## Requirement
Copy all lines containing the string "label" from the records below.

## Material to process

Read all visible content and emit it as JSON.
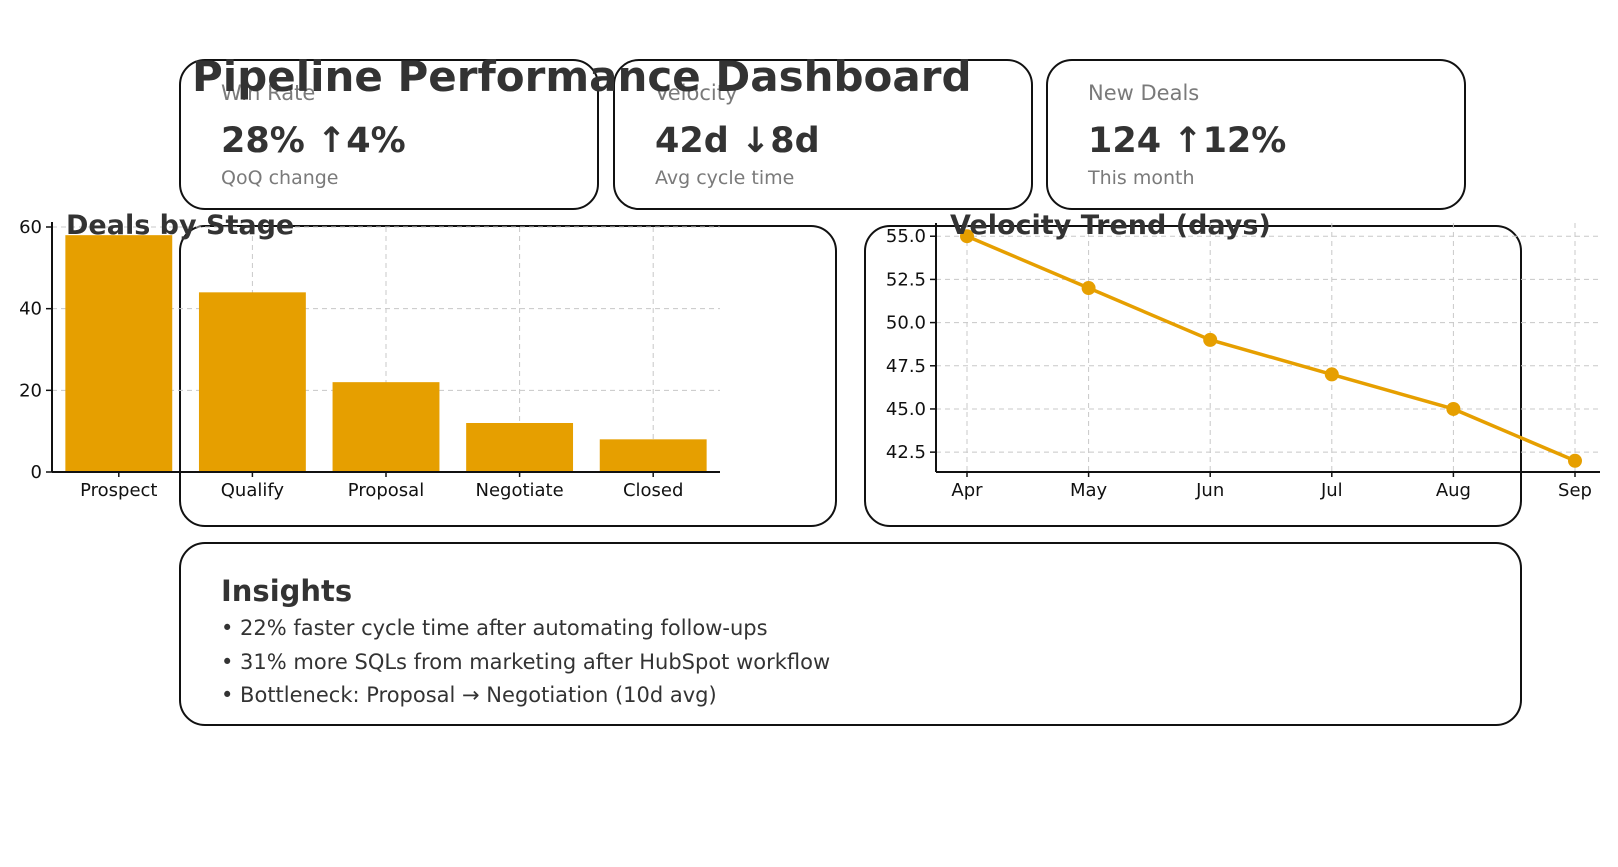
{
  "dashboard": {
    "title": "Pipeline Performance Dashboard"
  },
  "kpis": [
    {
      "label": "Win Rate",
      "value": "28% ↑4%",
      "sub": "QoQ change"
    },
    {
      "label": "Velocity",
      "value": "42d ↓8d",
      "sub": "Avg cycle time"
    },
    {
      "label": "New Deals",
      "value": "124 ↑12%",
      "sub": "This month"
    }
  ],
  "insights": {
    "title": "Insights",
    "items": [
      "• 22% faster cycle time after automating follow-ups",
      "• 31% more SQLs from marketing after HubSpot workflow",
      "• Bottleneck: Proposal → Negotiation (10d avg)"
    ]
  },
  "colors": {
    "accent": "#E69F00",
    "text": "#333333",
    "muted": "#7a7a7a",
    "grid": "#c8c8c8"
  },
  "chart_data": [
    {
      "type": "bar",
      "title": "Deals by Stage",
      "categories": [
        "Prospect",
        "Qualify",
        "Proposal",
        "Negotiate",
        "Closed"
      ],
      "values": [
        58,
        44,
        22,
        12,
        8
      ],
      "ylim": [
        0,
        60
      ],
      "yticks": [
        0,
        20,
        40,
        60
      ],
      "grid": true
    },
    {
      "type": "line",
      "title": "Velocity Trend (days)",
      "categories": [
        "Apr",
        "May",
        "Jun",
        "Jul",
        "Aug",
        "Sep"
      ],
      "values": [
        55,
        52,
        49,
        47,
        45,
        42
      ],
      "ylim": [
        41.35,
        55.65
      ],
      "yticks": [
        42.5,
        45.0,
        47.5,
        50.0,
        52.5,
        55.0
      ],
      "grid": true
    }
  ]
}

## Response area
      "label": "Win Rate",
      "label": "Velocity",
      "label": "New Deals",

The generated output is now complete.